Ed was at his home on Howland Road. He jumped into the patrol car and headed to Ebeling’s at a high rate of speed. As he was traveling west on Hollow Corners, he approached Pete Spencer’s farm. Pete was starting out of his driveway, which caused Ed to swerve to miss him. One of the farm’s barns sat close to the road and usually cast a shadow on the road. As a result, in the winter, that section of road would remain snow covered and icy when the rest of the road was clear. After missing Pete’s car, Ed hit this patch of ice and lost control of the vehicle. The car slid and spun for about a hundred feet and then rolled over. Back on its wheels, the patrol car went into the ditch backward and ran over tree stumps and rocks further damaging the car.

Pete pulled his car back into the driveway and with son Tom, ran to check on Ed. Ed was out of the car and seemingly unhurt. He was searching for his gun.

Following behind and also going at a high rate of speed, Dr. Swayze hit the ice and lost control of his car. He slid into the ditch on the other side of the road and ran over a mail box.

Neither man was seriously hurt but their cars could not be driven. Pete loaded the oxygen equipment in his car and took Dr. Swayze to the Ebeling’s. Shortly thereafter, Al Stanlake arrived and picked up Ed and they went to the Ebeling’s.

The baby was saved and at the time the news article about the patrol car being wrecked was published the baby was still in Mount Clemens Hospital and getting along fairly well.

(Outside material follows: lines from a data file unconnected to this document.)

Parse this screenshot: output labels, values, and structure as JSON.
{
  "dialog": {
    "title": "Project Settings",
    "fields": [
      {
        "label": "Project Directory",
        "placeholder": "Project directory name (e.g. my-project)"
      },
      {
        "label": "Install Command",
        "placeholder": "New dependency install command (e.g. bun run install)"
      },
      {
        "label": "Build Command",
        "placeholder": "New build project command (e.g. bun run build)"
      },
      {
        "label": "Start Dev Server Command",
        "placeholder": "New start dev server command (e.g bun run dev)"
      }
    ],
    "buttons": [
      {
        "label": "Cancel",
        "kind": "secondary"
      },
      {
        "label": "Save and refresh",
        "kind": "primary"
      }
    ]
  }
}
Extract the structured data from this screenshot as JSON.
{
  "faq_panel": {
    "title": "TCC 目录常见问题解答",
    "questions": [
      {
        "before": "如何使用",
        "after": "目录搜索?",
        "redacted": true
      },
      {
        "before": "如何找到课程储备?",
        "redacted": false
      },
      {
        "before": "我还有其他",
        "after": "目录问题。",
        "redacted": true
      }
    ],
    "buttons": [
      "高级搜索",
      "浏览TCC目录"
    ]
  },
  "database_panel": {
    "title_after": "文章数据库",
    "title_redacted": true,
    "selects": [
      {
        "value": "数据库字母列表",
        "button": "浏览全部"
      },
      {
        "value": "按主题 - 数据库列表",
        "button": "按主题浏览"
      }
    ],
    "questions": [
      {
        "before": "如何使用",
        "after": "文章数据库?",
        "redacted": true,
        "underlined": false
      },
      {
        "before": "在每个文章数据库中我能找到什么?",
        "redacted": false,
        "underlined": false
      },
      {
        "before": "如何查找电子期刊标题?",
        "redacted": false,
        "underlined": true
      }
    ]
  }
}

After looking at his demolished police car – roof crushed, all windows blown out, and both sides dented and broken – Ed said, “I guess I believe in miracles. Yep, I’ll argue anyone about miracles.”

Copies of the Almont Historical Society’s various books can be purchased by contacting Jim Wade at 810-796-3355 or jrwade49@gmail.com or stopping by the museum on Saturdays from 1-4 p.m.